In doing so, they’ve lost the whole point of the show and over half of the interesting characters. Bailey, Scorsese, and Avery are still around, but are totally floundering because these characters barely acknowledge that anything’s changed.

The show could’ve easily spent two or three episodes showing the grief from losing Riggs (Clayne) to gain some closure and re-find their footing and interrelationships before introducing Cole. This also would’ve allowed the exiting characters to gracefully leave.

But the show rushed right past this opportunity, meaning the audience has almost no closure, either.

I don’t know why the decision was made for “out with old, in with the new” all in one episode, but a tremendous opportunity was lost. The show could’ve grown in ways the movies never could. It would’ve been great to see how the remaining characters changed, and this would’ve bought the writers some time to figure out who the new characters are.

Instead, they cut out the old with a sledgehammer which was then used to smash the squishy new characters in. Whoever decided to abruptly do all the story re-work may need a nudge with the same sledgehammer to find a new career. Losing Riggs is a big deal, and it’s like they’re trying to erase that he was ever there.

But I keep watching just in case they figure it out, mainly because it’s unobtrusive background noise while getting stuff done. More often than not, I’ll watch the intro, do some things around the house while vaguely glancing at the predictable progress, and catch the wrap-up to verify my guesses were accurate.

Not exactly the best formula to keep a show running.

You’ll notice that I haven’t covered Murtaugh (Wayans) and Getz.

I know it’s Wayans’ show, but if he didn’t want be overshadowed, he shouldn’t have picked a role that’s defined by its contrast with the other main character. Now that he’s just about the only thing the audience has to focus on, we see how boring he truly is. He has nothing to react to externally anymore because Cole is basically a prop, and the character itself doesn’t have much going on internally. The entire role is built on how someone with a stable family life and hates getting older reacts to Riggs’ special kind of crazy.

As for Getz, that actor always grates my nerves, and is the only character I wish they’d abruptly drop. Pesci made Getz work as a humorous side note despite the character being annoying twaddle. This actor’s just annoying twaddle. In all honesty, I skip every episode he’s in and catch up in the next, only to see that the overall story wasn’t changed or moved forward. At all.

Adding the borification of Murtaugh and realizing there’s no purpose whatsoever for Getz further lowers the chance of this show continuing. Which is too bad, because I really enjoyed the first two seasons.

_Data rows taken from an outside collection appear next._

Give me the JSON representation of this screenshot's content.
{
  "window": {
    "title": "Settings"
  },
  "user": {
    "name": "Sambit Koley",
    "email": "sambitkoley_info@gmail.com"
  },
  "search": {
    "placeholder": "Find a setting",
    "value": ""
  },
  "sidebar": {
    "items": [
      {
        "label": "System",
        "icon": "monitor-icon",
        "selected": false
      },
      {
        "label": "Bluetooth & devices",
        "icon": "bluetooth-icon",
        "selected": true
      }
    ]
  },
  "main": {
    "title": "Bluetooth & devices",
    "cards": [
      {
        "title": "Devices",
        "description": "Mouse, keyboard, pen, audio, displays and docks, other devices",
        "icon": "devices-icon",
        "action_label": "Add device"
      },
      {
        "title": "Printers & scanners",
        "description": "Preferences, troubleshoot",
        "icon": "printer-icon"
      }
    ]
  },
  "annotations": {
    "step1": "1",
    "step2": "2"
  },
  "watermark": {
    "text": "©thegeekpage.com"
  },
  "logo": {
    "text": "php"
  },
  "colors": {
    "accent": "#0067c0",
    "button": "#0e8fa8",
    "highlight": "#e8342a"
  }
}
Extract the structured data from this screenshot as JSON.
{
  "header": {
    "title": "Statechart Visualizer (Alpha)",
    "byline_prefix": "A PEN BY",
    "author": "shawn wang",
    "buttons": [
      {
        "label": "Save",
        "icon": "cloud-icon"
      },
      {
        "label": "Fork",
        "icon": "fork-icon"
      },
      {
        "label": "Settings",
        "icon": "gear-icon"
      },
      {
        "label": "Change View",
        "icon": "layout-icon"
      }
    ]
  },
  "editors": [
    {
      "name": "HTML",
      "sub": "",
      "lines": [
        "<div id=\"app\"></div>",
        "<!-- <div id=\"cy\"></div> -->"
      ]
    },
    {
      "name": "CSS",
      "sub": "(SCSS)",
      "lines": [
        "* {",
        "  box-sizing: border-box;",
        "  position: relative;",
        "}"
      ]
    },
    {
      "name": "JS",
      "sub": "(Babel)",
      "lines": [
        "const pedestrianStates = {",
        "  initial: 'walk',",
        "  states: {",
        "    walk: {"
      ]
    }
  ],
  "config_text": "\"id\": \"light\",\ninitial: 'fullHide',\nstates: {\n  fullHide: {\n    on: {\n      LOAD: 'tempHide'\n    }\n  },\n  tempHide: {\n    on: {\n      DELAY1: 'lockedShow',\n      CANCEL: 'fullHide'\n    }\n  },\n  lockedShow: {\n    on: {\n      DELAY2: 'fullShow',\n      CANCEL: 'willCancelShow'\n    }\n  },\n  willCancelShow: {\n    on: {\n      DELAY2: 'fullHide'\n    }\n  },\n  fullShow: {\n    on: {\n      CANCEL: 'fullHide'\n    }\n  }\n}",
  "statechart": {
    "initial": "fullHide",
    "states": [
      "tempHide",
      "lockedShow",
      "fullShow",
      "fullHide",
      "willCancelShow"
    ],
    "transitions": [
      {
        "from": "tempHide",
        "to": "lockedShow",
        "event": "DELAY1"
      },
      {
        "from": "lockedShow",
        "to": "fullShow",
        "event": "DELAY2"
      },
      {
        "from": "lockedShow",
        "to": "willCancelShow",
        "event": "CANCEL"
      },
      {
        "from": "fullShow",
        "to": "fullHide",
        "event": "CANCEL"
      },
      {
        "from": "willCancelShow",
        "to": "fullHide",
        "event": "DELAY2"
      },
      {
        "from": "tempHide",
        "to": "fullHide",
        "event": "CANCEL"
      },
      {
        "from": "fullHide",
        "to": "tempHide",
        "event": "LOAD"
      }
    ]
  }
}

I’m thinking maybe it’s time to watch Clayne’s new movie with Christian Kane, instead. if nothing else, it’ll have some yummy eye candy.